Problem details – Write out the entire listing below exactly as it appears, minus any pictures.

Data excerpts –
>>>>>
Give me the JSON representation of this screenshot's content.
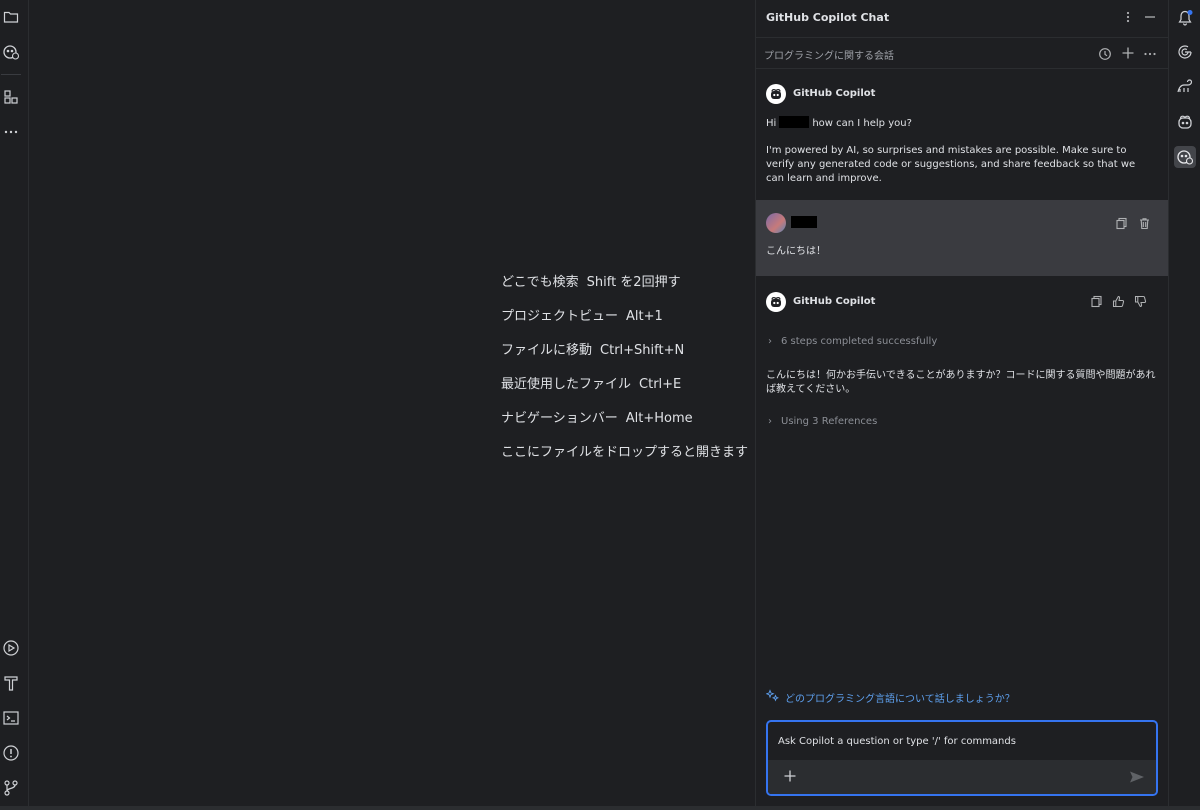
{
  "editor": {
    "hints": [
      {
        "label": "どこでも検索",
        "key": "Shift を2回押す"
      },
      {
        "label": "プロジェクトビュー",
        "key": "Alt+1"
      },
      {
        "label": "ファイルに移動",
        "key": "Ctrl+Shift+N"
      },
      {
        "label": "最近使用したファイル",
        "key": "Ctrl+E"
      },
      {
        "label": "ナビゲーションバー",
        "key": "Alt+Home"
      },
      {
        "label": "ここにファイルをドロップすると開きます",
        "key": ""
      }
    ]
  },
  "left_toolbar": {
    "top_icons": [
      "folder-icon",
      "copilot-icon",
      "structure-icon",
      "more-icon"
    ],
    "bottom_icons": [
      "services-icon",
      "build-icon",
      "terminal-icon",
      "problems-icon",
      "git-icon"
    ]
  },
  "chat": {
    "title": "GitHub Copilot Chat",
    "conversation_title": "プログラミングに関する会話",
    "messages": [
      {
        "author": "GitHub Copilot",
        "greeting_prefix": "Hi",
        "greeting_suffix": "how can I help you?",
        "body": "I'm powered by AI, so surprises and mistakes are possible. Make sure to verify any generated code or suggestions, and share feedback so that we can learn and improve."
      },
      {
        "author": "",
        "body": "こんにちは！"
      },
      {
        "author": "GitHub Copilot",
        "steps": "6 steps completed successfully",
        "body": "こんにちは！何かお手伝いできることがありますか？コードに関する質問や問題があれば教えてください。",
        "references": "Using 3 References"
      }
    ],
    "suggestion": "どのプログラミング言語について話しましょうか？",
    "input": {
      "placeholder": "Ask Copilot a question or type '/' for commands",
      "value": ""
    }
  },
  "right_toolbar": {
    "icons": [
      "notifications-icon",
      "ai-assistant-icon",
      "gradle-icon",
      "copilot-icon",
      "copilot-chat-icon"
    ]
  },
  "colors": {
    "background": "#1e1f22",
    "user_message_bg": "#3a3b40",
    "accent": "#3574f0",
    "link": "#5ea0ef"
  }
}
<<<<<
Written reply –
Give me the JSON representation of this screenshot's content.
{
  "editor": {
    "hints": [
      {
        "label": "どこでも検索",
        "key": "Shift を2回押す"
      },
      {
        "label": "プロジェクトビュー",
        "key": "Alt+1"
      },
      {
        "label": "ファイルに移動",
        "key": "Ctrl+Shift+N"
      },
      {
        "label": "最近使用したファイル",
        "key": "Ctrl+E"
      },
      {
        "label": "ナビゲーションバー",
        "key": "Alt+Home"
      },
      {
        "label": "ここにファイルをドロップすると開きます",
        "key": ""
      }
    ]
  },
  "left_toolbar": {
    "top_icons": [
      "folder-icon",
      "copilot-icon",
      "structure-icon",
      "more-icon"
    ],
    "bottom_icons": [
      "services-icon",
      "build-icon",
      "terminal-icon",
      "problems-icon",
      "git-icon"
    ]
  },
  "chat": {
    "title": "GitHub Copilot Chat",
    "conversation_title": "プログラミングに関する会話",
    "messages": [
      {
        "author": "GitHub Copilot",
        "greeting_prefix": "Hi",
        "greeting_suffix": "how can I help you?",
        "body": "I'm powered by AI, so surprises and mistakes are possible. Make sure to verify any generated code or suggestions, and share feedback so that we can learn and improve."
      },
      {
        "author": "",
        "body": "こんにちは！"
      },
      {
        "author": "GitHub Copilot",
        "steps": "6 steps completed successfully",
        "body": "こんにちは！何かお手伝いできることがありますか？コードに関する質問や問題があれば教えてください。",
        "references": "Using 3 References"
      }
    ],
    "suggestion": "どのプログラミング言語について話しましょうか？",
    "input": {
      "placeholder": "Ask Copilot a question or type '/' for commands",
      "value": ""
    }
  },
  "right_toolbar": {
    "icons": [
      "notifications-icon",
      "ai-assistant-icon",
      "gradle-icon",
      "copilot-icon",
      "copilot-chat-icon"
    ]
  },
  "colors": {
    "background": "#1e1f22",
    "user_message_bg": "#3a3b40",
    "accent": "#3574f0",
    "link": "#5ea0ef"
  }
}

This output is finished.